MURSITPINAR (AFP) - US-led warplanes pummelled militants attacking the Syrian town of Kobane Friday as the Pentagon said there was no imminent threat to Baghdad despite a wave of deadly bombings.
Six strikes hit Islamic State in Iraq and Syria (ISIS) positions close to the front line in the east of Kobane, taking advantage of new coordination with the town's Kurdish defenders, the Syrian Observatory for Human Rights said.
In neighbouring Iraq, sandstorms hampered the US-led air campaign against the militants, but despite recent advances west of Baghdad, ISIS is not poised for an assault on the capital, the Pentagon said.
The dawn strikes in Kobane came after US Central Command said American warplanes struck 14 times around the town on Wednesday and Thursday, including "successful" raids on 19 ISIS-held buildings.
"There is coordination between the Kurdish forces and the Americans," Observatory director Rami Abdel Rahman told AFP.
"The Kurds are giving them the exact coordinates of where the fighting is."
On Friday, Kurdish fighters faced three attacks by ISIS militants in the east and near the centre, said the Britain-based Observatory, which has a wide network of sources inside Syria.
Previously, Kurdish commanders in Kobane had complained of a lack of coordination with US air commanders to ensure support for their fighters on the ground.
Washington revealed it held its first direct talks last weekend with the main Syrian Kurdish group whose forces have been battling ISIS.
Earlier contacts with the Kurdish Democratic Union Party (PYD) had all been handled through intermediaries, as the group has close ties with the rebel Kurdistan Workers Party (PKK) - which is on the US terror blacklist - over the border in Turkey.
The PYD has been appealing urgently for weapons to resupply its outgunned fighters in Kobane.
But asked if Washington was discussing the request, State Department spokeswoman Jen Psaki said: "I don't think we're at that point."

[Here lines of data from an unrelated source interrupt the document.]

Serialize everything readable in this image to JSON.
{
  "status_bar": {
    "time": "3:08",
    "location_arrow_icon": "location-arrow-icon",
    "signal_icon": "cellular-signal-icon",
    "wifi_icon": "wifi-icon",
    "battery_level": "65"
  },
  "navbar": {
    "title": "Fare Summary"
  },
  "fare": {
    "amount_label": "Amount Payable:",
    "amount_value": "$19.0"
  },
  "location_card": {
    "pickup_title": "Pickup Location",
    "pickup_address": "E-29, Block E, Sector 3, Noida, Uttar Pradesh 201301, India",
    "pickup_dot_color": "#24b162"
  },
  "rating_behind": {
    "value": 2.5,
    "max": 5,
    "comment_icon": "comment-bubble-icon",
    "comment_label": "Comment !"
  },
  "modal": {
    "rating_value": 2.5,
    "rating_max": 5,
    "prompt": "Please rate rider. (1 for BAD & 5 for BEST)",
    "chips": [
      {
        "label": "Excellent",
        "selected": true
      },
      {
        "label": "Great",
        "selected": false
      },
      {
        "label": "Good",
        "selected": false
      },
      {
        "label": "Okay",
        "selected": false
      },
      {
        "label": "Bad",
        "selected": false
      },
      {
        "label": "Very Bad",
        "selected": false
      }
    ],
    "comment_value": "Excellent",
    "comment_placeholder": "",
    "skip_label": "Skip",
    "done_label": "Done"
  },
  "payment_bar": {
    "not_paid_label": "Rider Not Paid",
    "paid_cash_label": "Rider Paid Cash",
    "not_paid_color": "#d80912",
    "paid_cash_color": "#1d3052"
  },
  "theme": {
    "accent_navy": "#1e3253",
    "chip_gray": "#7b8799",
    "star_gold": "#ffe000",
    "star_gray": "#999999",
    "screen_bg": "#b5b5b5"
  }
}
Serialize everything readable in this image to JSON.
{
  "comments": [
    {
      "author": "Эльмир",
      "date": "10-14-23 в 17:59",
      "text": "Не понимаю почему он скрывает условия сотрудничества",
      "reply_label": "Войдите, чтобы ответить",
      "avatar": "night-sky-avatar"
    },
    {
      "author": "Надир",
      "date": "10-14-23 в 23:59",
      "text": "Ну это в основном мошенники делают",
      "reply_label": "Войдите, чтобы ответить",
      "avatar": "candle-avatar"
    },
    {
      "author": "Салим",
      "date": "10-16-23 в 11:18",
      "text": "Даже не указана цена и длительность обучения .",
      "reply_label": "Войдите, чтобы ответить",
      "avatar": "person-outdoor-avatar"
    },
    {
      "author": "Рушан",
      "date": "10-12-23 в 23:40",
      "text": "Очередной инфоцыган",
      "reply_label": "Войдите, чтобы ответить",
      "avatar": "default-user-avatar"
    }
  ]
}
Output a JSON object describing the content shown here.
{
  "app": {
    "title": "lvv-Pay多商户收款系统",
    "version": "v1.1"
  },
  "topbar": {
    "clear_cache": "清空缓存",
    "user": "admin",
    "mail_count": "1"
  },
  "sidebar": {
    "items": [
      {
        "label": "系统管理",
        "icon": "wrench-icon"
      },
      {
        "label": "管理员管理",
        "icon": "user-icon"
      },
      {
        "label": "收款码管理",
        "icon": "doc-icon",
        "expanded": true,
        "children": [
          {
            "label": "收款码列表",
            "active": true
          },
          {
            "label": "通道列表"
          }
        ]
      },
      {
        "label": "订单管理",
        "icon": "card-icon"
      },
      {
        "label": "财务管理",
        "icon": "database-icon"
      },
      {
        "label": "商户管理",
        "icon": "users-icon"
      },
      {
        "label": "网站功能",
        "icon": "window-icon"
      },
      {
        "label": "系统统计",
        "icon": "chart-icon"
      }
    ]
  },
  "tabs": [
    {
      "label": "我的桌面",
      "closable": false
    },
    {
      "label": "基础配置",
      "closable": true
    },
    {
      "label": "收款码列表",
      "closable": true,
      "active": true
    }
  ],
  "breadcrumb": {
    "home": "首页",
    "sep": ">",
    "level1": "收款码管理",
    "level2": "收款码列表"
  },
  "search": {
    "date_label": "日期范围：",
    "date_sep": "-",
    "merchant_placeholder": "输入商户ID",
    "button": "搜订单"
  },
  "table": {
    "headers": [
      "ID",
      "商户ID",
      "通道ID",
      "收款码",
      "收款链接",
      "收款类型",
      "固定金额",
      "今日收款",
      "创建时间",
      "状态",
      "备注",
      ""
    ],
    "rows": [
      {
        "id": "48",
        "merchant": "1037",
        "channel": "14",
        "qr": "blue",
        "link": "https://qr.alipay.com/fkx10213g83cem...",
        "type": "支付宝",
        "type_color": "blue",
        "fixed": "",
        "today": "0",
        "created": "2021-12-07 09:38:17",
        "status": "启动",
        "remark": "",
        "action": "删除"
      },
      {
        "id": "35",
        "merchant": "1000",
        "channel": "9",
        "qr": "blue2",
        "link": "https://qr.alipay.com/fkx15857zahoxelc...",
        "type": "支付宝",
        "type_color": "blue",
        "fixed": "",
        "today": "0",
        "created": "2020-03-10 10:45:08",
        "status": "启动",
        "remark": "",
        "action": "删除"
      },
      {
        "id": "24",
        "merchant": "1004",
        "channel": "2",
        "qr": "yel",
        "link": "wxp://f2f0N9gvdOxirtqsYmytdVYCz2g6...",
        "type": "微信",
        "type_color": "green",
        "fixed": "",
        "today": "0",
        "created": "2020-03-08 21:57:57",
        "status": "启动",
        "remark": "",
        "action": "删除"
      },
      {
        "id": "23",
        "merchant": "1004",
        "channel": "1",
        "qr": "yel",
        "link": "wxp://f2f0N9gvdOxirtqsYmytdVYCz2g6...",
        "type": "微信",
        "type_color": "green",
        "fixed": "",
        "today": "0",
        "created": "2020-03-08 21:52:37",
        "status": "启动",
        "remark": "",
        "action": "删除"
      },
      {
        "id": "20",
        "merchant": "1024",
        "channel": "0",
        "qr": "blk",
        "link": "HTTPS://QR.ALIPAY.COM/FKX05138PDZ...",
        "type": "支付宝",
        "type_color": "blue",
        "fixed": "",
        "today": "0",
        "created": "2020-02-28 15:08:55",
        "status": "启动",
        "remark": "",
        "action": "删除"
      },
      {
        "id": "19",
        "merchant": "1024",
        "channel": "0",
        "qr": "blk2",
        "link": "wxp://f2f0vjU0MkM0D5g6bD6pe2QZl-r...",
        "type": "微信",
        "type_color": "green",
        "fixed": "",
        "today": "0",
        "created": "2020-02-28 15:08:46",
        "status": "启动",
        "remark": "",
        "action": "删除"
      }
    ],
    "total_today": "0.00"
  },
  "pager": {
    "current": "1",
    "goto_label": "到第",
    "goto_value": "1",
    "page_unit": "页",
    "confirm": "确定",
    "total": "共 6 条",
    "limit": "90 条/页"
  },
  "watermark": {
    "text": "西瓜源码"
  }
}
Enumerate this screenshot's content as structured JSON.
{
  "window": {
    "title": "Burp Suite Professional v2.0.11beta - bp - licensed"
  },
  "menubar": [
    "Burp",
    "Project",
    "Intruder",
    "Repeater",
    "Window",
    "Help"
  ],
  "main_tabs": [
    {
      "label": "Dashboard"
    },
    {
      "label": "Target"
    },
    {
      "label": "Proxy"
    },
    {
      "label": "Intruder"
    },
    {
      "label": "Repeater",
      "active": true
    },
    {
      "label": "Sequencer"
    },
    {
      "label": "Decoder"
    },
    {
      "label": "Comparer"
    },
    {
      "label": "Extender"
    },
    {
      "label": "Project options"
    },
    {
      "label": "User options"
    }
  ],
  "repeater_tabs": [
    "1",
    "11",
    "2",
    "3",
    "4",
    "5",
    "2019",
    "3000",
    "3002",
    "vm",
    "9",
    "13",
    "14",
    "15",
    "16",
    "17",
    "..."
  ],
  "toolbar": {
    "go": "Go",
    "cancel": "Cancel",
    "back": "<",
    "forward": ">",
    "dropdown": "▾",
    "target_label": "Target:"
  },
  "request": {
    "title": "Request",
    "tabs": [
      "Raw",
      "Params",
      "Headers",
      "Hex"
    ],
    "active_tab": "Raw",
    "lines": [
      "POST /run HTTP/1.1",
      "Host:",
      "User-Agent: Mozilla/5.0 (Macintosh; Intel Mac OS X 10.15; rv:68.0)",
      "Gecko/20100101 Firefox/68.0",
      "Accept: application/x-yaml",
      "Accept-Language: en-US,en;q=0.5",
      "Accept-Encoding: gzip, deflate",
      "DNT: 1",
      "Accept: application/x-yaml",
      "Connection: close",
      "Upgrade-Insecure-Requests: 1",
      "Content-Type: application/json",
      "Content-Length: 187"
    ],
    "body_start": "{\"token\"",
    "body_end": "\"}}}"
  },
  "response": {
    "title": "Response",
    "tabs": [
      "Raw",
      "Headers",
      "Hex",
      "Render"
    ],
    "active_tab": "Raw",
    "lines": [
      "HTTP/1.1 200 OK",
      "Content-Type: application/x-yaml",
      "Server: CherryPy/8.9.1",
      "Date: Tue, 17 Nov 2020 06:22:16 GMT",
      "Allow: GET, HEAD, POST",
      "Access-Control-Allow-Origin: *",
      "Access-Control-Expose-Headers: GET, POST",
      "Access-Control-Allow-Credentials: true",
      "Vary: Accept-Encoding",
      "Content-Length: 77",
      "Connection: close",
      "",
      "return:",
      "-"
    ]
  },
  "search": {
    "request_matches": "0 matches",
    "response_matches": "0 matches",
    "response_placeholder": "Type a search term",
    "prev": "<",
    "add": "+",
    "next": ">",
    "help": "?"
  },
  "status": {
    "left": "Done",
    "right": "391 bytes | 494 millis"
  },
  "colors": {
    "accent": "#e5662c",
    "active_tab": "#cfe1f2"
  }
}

The Kurds claimed to have pushed ISIS back in parts of Kobane as the coalition intensified its air strikes in recent days.
But the Pentagon warned that the strikes may not prevent the town's fall even though it says several hundred militants have been killed.
With the world's press massed just across the border in Turkey, the battle for Kobane has become a high-profile one for both ISIS and its opponents.
But the Islamic extremists are also fighting on other fronts, both in Syria and in neighbouring Iraq.
In eastern Syria, ISIS lost nine of its fighters in clashes with government forces in the eastern city of Deir Ezzor, the Observatory said.
In Hasakeh province in the northeast, it lost 20 fighters in clashes with Kurdish forces on Thursday.
Coalition forces have now carried out more than 100 air strikes near Kobane since September 27.
The month-old ISIS assault on the area has sparked an exodus of some 200,000 mainly Kurdish refugees across the border, where the town's plight has stoked nationalist sentiment among Turkey's own large Kurdish minority.
Ankara's inaction has sparked deadly Kurdish protests that have left at least 34 people dead and complicated Washington's negotiations with its NATO ally for it to play a bigger role against ISIS.
The US military says Kobane may eventually fall but insists it is not a "strategic" location and that other areas carry more importance, particularly in western Iraq and the suburbs of Baghdad.
Bombings in and around Baghdad killed at least 26 people and wounded dozens Thursday, including a double car bombing in the Dolai neighbourhood that was claimed by ISIS.
Despite such attacks, US military spokesmen Rear Admiral John Kirby said "we don't believe that Baghdad is under imminent threat" from the militants.
"It's not the first time in recent weeks or even months that there's been IED (improvised explosive device) attacks inside Baghdad," he said.
"There are not masses of formations of (ISIS) forces outside of Baghdad about to come in."
Kirby said "terrible" weather had hampered US-led air strikes in Iraq in recent days.
Iraqi government forces launched an offensive on Friday north of the city of Tikrit, one of a string of mainly Sunni Arab towns north and west of Baghdad that the militants seized in June.
President Barack Obama told military chiefs from more than 20 allies this week they are facing a "long-term campaign" to defeat ISIS, which is well entrenched in a swathe of both Iraq and Syria.